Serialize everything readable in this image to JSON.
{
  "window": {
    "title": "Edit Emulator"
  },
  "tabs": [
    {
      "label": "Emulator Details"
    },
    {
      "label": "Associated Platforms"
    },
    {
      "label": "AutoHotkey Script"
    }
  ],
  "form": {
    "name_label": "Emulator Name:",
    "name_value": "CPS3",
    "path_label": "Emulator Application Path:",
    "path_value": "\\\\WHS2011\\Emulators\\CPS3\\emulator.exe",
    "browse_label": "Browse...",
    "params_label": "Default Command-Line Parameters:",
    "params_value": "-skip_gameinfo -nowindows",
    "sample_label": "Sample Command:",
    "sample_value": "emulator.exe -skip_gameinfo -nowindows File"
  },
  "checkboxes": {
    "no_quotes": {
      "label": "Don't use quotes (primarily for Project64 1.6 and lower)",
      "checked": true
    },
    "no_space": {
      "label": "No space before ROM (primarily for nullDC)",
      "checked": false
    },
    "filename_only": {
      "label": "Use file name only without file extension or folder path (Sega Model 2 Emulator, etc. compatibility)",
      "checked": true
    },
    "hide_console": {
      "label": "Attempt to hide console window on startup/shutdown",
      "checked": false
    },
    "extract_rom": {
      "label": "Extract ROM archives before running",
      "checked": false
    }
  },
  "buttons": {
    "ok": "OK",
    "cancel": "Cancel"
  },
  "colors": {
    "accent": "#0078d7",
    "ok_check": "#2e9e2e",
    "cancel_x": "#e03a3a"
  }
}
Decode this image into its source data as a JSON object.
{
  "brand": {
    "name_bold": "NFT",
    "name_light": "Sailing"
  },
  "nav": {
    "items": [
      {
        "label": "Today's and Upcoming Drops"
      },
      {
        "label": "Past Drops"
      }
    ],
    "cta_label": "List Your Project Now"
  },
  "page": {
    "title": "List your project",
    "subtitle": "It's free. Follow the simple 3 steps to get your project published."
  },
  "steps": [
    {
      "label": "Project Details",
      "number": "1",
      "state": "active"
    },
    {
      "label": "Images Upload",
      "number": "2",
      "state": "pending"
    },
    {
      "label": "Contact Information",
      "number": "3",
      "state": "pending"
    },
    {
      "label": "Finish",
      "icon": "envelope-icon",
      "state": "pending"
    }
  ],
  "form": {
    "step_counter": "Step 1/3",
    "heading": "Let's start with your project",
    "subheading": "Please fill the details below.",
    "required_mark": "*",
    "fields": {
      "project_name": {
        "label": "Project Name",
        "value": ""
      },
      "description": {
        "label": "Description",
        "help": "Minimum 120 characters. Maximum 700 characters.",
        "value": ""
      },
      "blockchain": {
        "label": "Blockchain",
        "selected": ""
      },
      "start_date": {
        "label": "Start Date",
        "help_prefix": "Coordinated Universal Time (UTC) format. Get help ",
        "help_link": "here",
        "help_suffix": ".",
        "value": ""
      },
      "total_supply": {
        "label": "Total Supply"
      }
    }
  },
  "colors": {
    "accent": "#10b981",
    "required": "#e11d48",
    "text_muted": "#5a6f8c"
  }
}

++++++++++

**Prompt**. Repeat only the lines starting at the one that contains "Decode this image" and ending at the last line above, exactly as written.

**Solution to the exercise**.
Decode this image into its source data as a JSON object.
{
  "brand": {
    "name_bold": "NFT",
    "name_light": "Sailing"
  },
  "nav": {
    "items": [
      {
        "label": "Today's and Upcoming Drops"
      },
      {
        "label": "Past Drops"
      }
    ],
    "cta_label": "List Your Project Now"
  },
  "page": {
    "title": "List your project",
    "subtitle": "It's free. Follow the simple 3 steps to get your project published."
  },
  "steps": [
    {
      "label": "Project Details",
      "number": "1",
      "state": "active"
    },
    {
      "label": "Images Upload",
      "number": "2",
      "state": "pending"
    },
    {
      "label": "Contact Information",
      "number": "3",
      "state": "pending"
    },
    {
      "label": "Finish",
      "icon": "envelope-icon",
      "state": "pending"
    }
  ],
  "form": {
    "step_counter": "Step 1/3",
    "heading": "Let's start with your project",
    "subheading": "Please fill the details below.",
    "required_mark": "*",
    "fields": {
      "project_name": {
        "label": "Project Name",
        "value": ""
      },
      "description": {
        "label": "Description",
        "help": "Minimum 120 characters. Maximum 700 characters.",
        "value": ""
      },
      "blockchain": {
        "label": "Blockchain",
        "selected": ""
      },
      "start_date": {
        "label": "Start Date",
        "help_prefix": "Coordinated Universal Time (UTC) format. Get help ",
        "help_link": "here",
        "help_suffix": ".",
        "value": ""
      },
      "total_supply": {
        "label": "Total Supply"
      }
    }
  },
  "colors": {
    "accent": "#10b981",
    "required": "#e11d48",
    "text_muted": "#5a6f8c"
  }
}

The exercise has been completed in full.